====== Supplied records

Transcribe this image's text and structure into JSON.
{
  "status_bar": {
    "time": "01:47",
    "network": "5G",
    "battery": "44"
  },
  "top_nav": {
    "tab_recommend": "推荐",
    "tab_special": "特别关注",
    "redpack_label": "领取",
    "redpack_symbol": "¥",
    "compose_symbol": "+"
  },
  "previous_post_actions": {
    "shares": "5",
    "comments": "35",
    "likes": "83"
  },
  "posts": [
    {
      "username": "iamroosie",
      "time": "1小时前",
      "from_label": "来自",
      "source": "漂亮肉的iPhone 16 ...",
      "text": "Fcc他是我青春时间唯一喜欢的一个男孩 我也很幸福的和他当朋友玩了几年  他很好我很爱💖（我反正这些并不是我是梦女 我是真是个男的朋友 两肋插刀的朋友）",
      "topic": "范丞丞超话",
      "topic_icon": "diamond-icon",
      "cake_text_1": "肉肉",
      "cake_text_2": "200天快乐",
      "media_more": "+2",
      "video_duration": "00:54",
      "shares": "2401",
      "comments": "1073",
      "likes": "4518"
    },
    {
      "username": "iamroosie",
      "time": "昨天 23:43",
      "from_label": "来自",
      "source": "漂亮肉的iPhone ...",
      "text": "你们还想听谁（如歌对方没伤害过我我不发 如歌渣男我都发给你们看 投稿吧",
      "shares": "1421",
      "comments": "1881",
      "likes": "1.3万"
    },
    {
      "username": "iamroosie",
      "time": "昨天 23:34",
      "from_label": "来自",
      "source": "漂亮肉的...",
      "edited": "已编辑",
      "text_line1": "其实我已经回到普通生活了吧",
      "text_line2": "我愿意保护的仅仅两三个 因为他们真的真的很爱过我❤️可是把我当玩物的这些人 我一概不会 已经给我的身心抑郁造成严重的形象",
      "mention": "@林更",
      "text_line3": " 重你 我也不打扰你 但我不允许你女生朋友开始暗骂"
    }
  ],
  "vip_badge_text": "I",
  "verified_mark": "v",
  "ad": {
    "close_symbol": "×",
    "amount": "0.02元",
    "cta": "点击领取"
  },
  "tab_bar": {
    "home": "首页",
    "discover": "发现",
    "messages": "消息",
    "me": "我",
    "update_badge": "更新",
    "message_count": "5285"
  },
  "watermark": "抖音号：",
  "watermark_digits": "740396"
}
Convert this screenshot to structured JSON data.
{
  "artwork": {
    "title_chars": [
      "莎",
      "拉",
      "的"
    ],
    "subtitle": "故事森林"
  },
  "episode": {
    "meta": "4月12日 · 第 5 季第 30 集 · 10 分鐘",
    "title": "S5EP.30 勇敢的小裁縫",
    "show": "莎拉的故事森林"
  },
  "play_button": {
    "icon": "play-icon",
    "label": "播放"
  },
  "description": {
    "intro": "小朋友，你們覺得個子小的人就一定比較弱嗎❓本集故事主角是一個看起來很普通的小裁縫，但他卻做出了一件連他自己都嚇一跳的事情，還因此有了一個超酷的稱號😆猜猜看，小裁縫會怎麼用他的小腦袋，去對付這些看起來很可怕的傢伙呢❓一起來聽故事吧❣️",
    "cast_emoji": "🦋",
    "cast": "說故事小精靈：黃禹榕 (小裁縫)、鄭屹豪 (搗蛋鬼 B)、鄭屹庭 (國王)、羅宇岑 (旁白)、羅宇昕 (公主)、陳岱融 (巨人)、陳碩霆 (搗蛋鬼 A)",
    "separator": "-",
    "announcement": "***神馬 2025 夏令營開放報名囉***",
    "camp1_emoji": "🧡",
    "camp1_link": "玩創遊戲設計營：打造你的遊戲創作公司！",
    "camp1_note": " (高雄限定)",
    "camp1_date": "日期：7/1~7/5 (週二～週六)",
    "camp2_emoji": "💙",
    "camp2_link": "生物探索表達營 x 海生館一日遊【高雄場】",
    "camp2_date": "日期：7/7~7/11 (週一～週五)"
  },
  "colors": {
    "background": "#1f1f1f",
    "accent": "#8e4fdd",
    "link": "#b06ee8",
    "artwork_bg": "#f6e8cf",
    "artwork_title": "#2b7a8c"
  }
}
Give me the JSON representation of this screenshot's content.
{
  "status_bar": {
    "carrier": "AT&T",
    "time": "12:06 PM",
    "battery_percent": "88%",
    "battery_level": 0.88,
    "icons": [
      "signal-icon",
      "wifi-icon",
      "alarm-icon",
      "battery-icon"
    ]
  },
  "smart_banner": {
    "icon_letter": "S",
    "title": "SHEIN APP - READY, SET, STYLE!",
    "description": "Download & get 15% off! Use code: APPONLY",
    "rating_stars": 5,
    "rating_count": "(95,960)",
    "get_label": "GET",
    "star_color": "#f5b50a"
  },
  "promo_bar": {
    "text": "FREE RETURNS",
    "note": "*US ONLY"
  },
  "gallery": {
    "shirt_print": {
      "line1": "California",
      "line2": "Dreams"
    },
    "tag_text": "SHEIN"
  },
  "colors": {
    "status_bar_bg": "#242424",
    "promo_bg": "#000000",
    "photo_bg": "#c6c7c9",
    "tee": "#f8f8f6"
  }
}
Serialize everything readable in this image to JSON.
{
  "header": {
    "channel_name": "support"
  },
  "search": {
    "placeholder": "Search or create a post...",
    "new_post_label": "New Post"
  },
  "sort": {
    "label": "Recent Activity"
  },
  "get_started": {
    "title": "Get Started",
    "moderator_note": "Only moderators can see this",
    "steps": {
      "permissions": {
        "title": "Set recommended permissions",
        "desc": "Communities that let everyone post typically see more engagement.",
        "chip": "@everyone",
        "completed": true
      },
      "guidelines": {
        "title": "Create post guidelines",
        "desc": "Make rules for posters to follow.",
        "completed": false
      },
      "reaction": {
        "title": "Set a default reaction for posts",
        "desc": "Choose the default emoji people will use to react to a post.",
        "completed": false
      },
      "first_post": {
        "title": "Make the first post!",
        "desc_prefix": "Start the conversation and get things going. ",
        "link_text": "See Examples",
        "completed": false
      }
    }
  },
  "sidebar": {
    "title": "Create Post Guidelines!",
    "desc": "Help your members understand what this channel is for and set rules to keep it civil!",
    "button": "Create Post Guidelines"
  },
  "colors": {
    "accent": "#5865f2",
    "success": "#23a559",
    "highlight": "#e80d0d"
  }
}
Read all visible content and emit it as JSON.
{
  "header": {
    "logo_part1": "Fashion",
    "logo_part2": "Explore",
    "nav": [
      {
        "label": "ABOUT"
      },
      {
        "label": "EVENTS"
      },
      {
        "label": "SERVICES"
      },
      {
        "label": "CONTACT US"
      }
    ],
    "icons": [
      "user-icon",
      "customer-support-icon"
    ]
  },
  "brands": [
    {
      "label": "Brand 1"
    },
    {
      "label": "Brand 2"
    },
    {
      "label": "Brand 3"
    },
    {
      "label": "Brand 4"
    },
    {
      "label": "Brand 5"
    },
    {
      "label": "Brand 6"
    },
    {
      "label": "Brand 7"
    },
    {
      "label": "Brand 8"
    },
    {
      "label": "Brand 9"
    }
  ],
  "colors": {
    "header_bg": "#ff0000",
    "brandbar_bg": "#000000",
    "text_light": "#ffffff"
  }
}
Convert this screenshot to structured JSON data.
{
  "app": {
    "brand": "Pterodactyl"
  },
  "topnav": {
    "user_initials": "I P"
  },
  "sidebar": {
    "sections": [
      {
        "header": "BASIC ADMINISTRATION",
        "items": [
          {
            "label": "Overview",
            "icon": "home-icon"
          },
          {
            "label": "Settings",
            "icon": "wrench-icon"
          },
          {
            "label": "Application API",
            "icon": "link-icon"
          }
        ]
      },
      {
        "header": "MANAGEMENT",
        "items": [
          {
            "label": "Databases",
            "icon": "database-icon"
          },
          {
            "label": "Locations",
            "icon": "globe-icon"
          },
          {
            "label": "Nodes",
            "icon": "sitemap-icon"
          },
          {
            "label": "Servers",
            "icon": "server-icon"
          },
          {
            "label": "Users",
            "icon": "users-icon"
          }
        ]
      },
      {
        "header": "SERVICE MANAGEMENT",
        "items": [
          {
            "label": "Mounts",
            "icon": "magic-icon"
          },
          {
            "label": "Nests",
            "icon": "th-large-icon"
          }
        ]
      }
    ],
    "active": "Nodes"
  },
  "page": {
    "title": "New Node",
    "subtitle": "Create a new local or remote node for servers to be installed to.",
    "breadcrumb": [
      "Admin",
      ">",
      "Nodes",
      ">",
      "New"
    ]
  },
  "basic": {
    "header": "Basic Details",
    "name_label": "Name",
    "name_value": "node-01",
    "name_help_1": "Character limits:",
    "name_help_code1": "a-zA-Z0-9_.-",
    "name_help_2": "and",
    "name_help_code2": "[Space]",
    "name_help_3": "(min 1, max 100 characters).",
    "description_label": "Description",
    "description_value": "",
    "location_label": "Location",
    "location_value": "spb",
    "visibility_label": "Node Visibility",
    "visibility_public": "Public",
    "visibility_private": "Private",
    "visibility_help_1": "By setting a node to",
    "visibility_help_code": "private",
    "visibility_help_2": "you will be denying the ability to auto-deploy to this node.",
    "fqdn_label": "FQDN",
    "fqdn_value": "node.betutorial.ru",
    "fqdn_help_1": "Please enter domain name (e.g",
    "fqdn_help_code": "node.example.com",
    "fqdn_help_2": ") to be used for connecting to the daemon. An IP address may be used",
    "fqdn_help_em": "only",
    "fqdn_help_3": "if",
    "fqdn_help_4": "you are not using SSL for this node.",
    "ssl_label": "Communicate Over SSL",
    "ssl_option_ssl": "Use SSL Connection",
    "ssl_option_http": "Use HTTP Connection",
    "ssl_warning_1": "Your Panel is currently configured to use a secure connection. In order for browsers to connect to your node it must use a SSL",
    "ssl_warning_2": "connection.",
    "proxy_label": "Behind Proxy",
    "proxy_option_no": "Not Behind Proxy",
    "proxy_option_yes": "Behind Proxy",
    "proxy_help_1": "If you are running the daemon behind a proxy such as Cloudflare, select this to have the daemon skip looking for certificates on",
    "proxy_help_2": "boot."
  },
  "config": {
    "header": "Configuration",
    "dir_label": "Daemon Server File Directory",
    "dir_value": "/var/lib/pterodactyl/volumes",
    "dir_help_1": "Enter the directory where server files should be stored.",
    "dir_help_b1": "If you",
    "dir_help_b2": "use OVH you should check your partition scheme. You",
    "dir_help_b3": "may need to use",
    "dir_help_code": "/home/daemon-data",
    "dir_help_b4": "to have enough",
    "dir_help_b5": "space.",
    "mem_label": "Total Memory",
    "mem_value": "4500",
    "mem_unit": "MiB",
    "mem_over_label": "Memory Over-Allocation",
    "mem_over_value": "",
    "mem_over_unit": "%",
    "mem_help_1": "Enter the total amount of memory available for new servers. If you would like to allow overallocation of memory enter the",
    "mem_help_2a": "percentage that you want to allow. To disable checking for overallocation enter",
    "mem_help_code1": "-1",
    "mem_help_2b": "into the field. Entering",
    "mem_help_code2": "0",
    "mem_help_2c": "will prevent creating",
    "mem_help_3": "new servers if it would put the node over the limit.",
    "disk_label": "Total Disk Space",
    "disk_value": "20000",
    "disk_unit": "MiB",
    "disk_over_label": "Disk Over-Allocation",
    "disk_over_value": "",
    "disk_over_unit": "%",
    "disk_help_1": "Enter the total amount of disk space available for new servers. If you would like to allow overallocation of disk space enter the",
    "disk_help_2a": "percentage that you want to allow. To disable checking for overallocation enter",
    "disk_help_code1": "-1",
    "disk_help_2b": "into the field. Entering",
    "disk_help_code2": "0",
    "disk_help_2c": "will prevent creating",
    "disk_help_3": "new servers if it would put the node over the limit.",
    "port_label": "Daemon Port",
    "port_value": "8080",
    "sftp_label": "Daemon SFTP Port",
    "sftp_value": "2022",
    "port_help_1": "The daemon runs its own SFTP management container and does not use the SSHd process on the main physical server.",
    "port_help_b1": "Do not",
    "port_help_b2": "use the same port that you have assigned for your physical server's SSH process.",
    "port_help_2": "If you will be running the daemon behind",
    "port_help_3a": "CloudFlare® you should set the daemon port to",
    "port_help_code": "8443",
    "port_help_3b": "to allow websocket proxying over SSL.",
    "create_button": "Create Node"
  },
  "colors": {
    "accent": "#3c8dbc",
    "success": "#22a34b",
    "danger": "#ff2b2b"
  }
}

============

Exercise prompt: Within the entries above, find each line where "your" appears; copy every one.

Reply to the task:
    "desc": "Help your members understand what this channel is for and set rules to keep it civil!",
    "ssl_warning_1": "Your Panel is currently configured to use a secure connection. In order for browsers to connect to your node it must use a SSL",
    "dir_help_b2": "use OVH you should check your partition scheme. You",
    "port_help_b2": "use the same port that you have assigned for your physical server's SSH process.",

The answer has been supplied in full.